They come in all shapes and sizes, AND nationalities. Around the cheese ball at a party is where the action is and I've been making them for at least ten years. Everything from Christmas trees to angels to heart shapes—heck, even Casper the Friendly Cheese Ball. Cream cheese & scallions are all you need to get started! To see some of the cheesiest I've made, scroll below!
Cheese Ball We Have Heard on High. In Ex-cheesis Deo! (*groan*, sorry.)
There are rainbow cheese balls in summer.
For my annual Christmas open house, I've done an Internationally-themed Christmas tree-shaped "ball" for the past years. I even name them. Call me crazy . . . "ok you're crazy!"
2012 Fabiola, the Fiesta Cheese Christmas Tree MEXICO
2013 Giovanna, the Asiago Cheese Christmas Tree ITALY
2014 Chantal, the Chèvre Cheese Christmas Tree FRANCE
2015 Bruno, the Bavarian Cheese Christmas Tree GERMANY
2016 Pooja, the Paneer Cheese Christmas Tree INDIA
2017 Camilla, the Cheddar Cheese Christmas Tree UK
2018 Beatrix, the Royal Dutch Gouda Cheese Christmas Tree HOLLAND
Look, it's Pooja the Paneer tree!
This is Queen Beatrix, the Royal Dutch Gouda Cheese tree from Holland. I make the flags myself too. This tree’s ceremonial flags are the standard flag of the Netherlands with the orange pennant since Beatrix is a royal cheese tree. This year the open house party truly was a "Beatrix-mas."
Bruno the Bavarian!
And of course, here's Camilla, all dressed up and ready for a spot of tea . . . I held an online poll to name this one — it was between Duchess Kate's daughter Charlotte, and Camilla. The latter strong-armed her way into the lead with hardly any effort. Poor little Charlotte never knew what hit her . . .
The Christmas tree cheese balls are made using a sawed-off wooden paper towel holder covered with plastic wrap and aluminum foil as the core, then I build the cheese mixture up into the tree shape on that, spread that with green-tinted whipped cream cheese, pat a ton of chopped parsley into the sides, then add the many-colored grape tomato "ornaments" with toothpicks. This next photo is what I call step TWO, after you blend the cheese mixture together - this is the "naked" phase, in fridge, before the green cream cheese layer I just mentioned. I believe this was Beatrix. Sorry Beatrix, a bit undignified for a queen . . . the next day you appeared in all your finery.

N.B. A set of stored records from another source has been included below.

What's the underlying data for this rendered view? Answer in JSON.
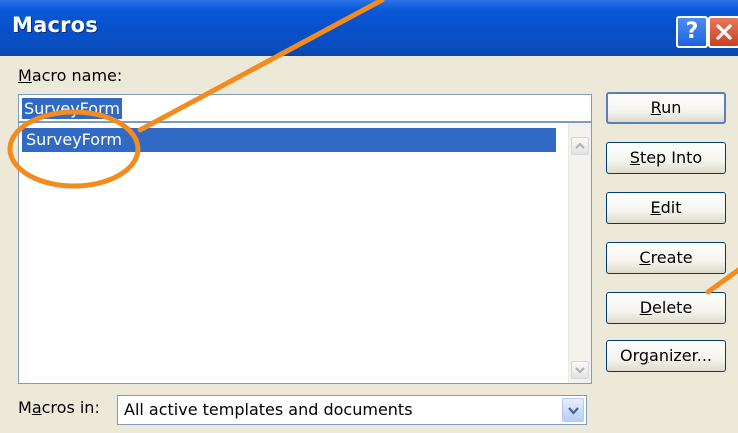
{
  "window": {
    "title": "Macros",
    "help_glyph": "?"
  },
  "macro_name": {
    "label_prefix": "",
    "label_accel": "M",
    "label_rest": "acro name:",
    "value": "SurveyForm"
  },
  "macro_list": {
    "items": [
      "SurveyForm"
    ],
    "selected": "SurveyForm"
  },
  "buttons": [
    {
      "pre": "",
      "acc": "R",
      "post": "un"
    },
    {
      "pre": "",
      "acc": "S",
      "post": "tep Into"
    },
    {
      "pre": "",
      "acc": "E",
      "post": "dit"
    },
    {
      "pre": "",
      "acc": "C",
      "post": "reate"
    },
    {
      "pre": "",
      "acc": "D",
      "post": "elete"
    },
    {
      "pre": "Or",
      "acc": "g",
      "post": "anizer..."
    }
  ],
  "macros_in": {
    "label_pre": "M",
    "label_acc": "a",
    "label_post": "cros in:",
    "value": "All active templates and documents"
  },
  "colors": {
    "title_bar": "#0a57d8",
    "selection": "#316ac5",
    "annotation": "#f28c1e",
    "dialog_bg": "#ece9d8"
  },
  "icons": [
    "help-icon",
    "close-icon",
    "scroll-up-icon",
    "scroll-down-icon",
    "dropdown-arrow-icon"
  ]
}
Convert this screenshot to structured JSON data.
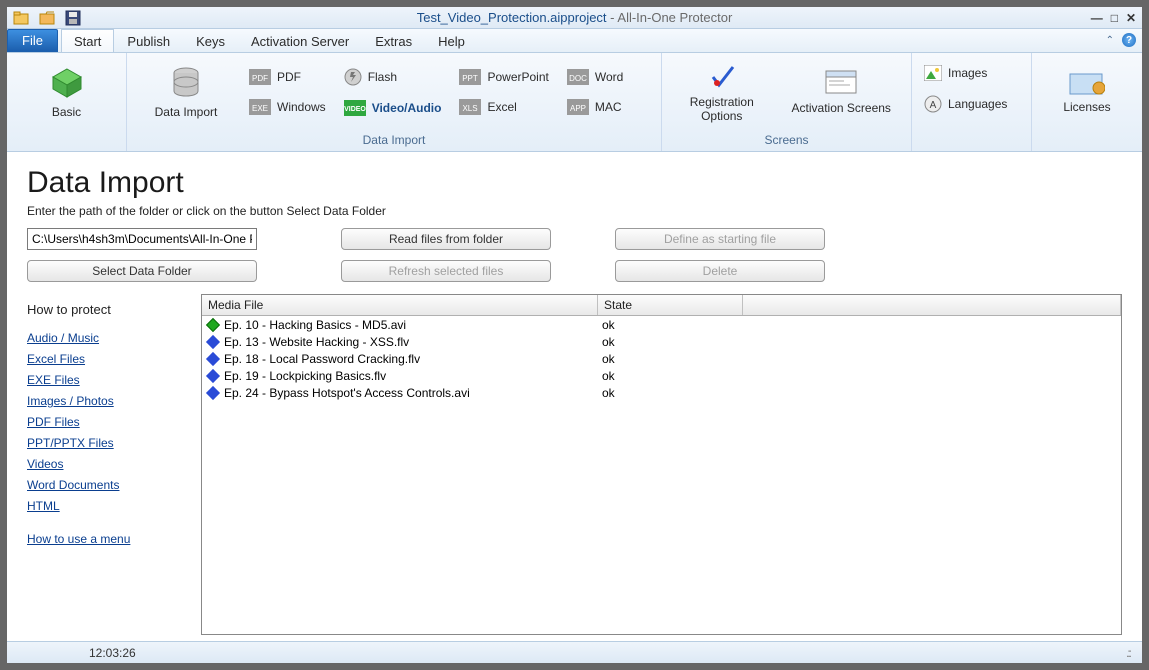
{
  "title": {
    "project": "Test_Video_Protection.aipproject",
    "app": "- All-In-One Protector"
  },
  "menu": {
    "file": "File",
    "tabs": [
      "Start",
      "Publish",
      "Keys",
      "Activation Server",
      "Extras",
      "Help"
    ]
  },
  "ribbon": {
    "basic": "Basic",
    "data_import": "Data Import",
    "group_data_import": "Data Import",
    "group_screens": "Screens",
    "items": {
      "pdf": "PDF",
      "windows": "Windows",
      "flash": "Flash",
      "video": "Video/Audio",
      "powerpoint": "PowerPoint",
      "excel": "Excel",
      "word": "Word",
      "mac": "MAC",
      "registration": "Registration\nOptions",
      "activation": "Activation Screens",
      "images": "Images",
      "languages": "Languages",
      "licenses": "Licenses"
    }
  },
  "page": {
    "heading": "Data Import",
    "sub": "Enter the path of the folder or click on the button Select Data Folder",
    "path_value": "C:\\Users\\h4sh3m\\Documents\\All-In-One Pr",
    "btn_read": "Read files from folder",
    "btn_select": "Select Data Folder",
    "btn_refresh": "Refresh selected files",
    "btn_define": "Define as starting file",
    "btn_delete": "Delete"
  },
  "sidebar": {
    "heading": "How to protect",
    "links": [
      "Audio / Music",
      "Excel Files",
      "EXE Files",
      "Images / Photos",
      "PDF Files",
      "PPT/PPTX Files",
      "Videos",
      "Word Documents",
      "HTML"
    ],
    "howto": "How to use a menu"
  },
  "table": {
    "cols": {
      "c1": "Media File",
      "c2": "State"
    },
    "rows": [
      {
        "file": "Ep. 10 - Hacking Basics - MD5.avi",
        "state": "ok",
        "icon": "green"
      },
      {
        "file": "Ep. 13 - Website Hacking - XSS.flv",
        "state": "ok",
        "icon": "blue"
      },
      {
        "file": "Ep. 18 - Local Password Cracking.flv",
        "state": "ok",
        "icon": "blue"
      },
      {
        "file": "Ep. 19 - Lockpicking Basics.flv",
        "state": "ok",
        "icon": "blue"
      },
      {
        "file": "Ep. 24 - Bypass Hotspot's Access Controls.avi",
        "state": "ok",
        "icon": "blue"
      }
    ]
  },
  "status": {
    "time": "12:03:26"
  }
}
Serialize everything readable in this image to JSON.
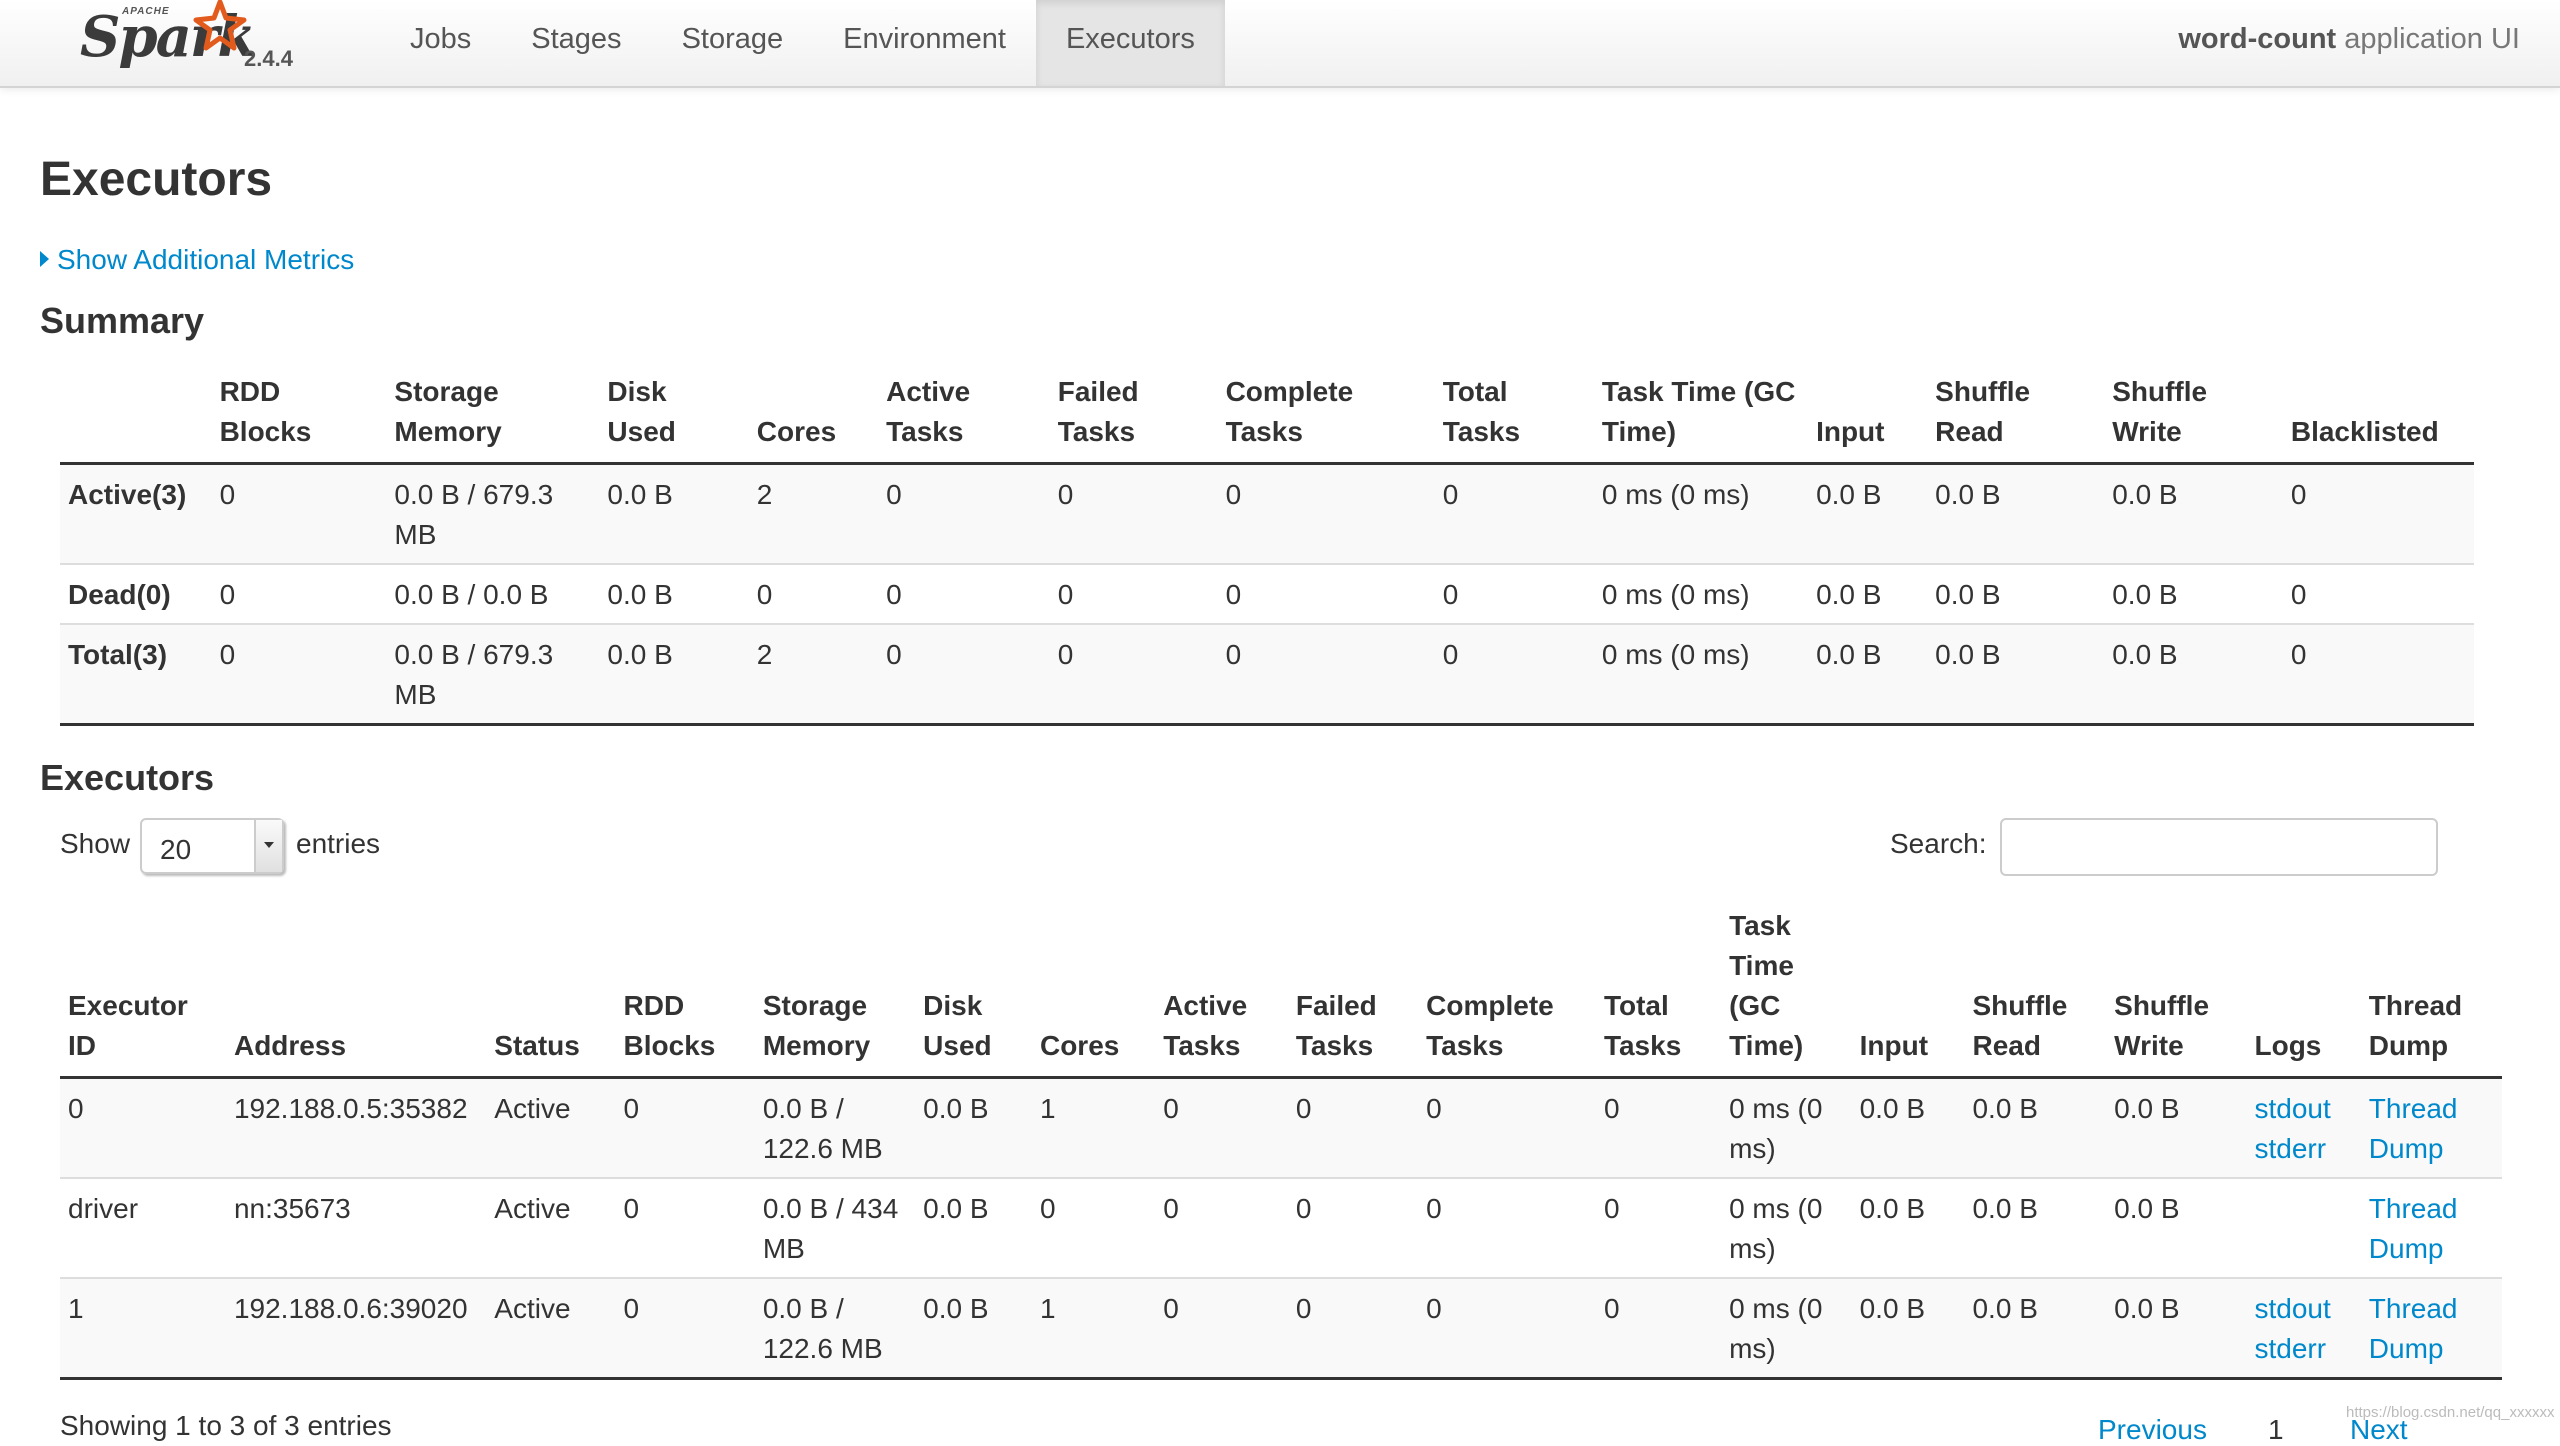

For the ingredients, you can do almost anything. Any cheese that shreds nicely will work, with cream cheese as a foundation for firmness. I literally do it differently each time, sometimes I throw in bacon, always sliced scallions and a bit of hot sauce . . . For the specifics of one recipe, see the Cheesenstein link here, and towards the end of this article, which is always a helpful starting point.
I did a Hanukkah dreidl one year when the first night lined up with Christmas Eve, for the observant in our dinner party. We did not try to spin it before partaking.
My wedding cheese ball. 🎶 "Cheeeese, look at the two of us, strangers in many waays . . ."🎶
You saw my angel at the beginning. It's amusing to see before, during and after shots of these edible creations. The frequent final state I call "utter decimation." Good for taking out your aggressions if you're one of the more strung out guests at the party.
Now to come full cheeseball, er, circle, my inspiration for this new tradition all started back in 2009 when I decided to make this recipe from Taste of Home. The "Cheesenstein" cheese ball!
"And then there's Cheesenstein!" An indulgent guest, "Zom-Bea Arthur," poses with His Cheesiness.
This really HAS been a cheesy article.
If you miss this holiday season and can't wait for Halloween or Christmas next year, you'll be glad to note that April 17 is National Cheeseball Day. And in 2021 it's a Saturday! Paaaaaar-tay!
Q: What do you call cheese that isn't yours?
A: Nacho cheese!
And that's all, folks!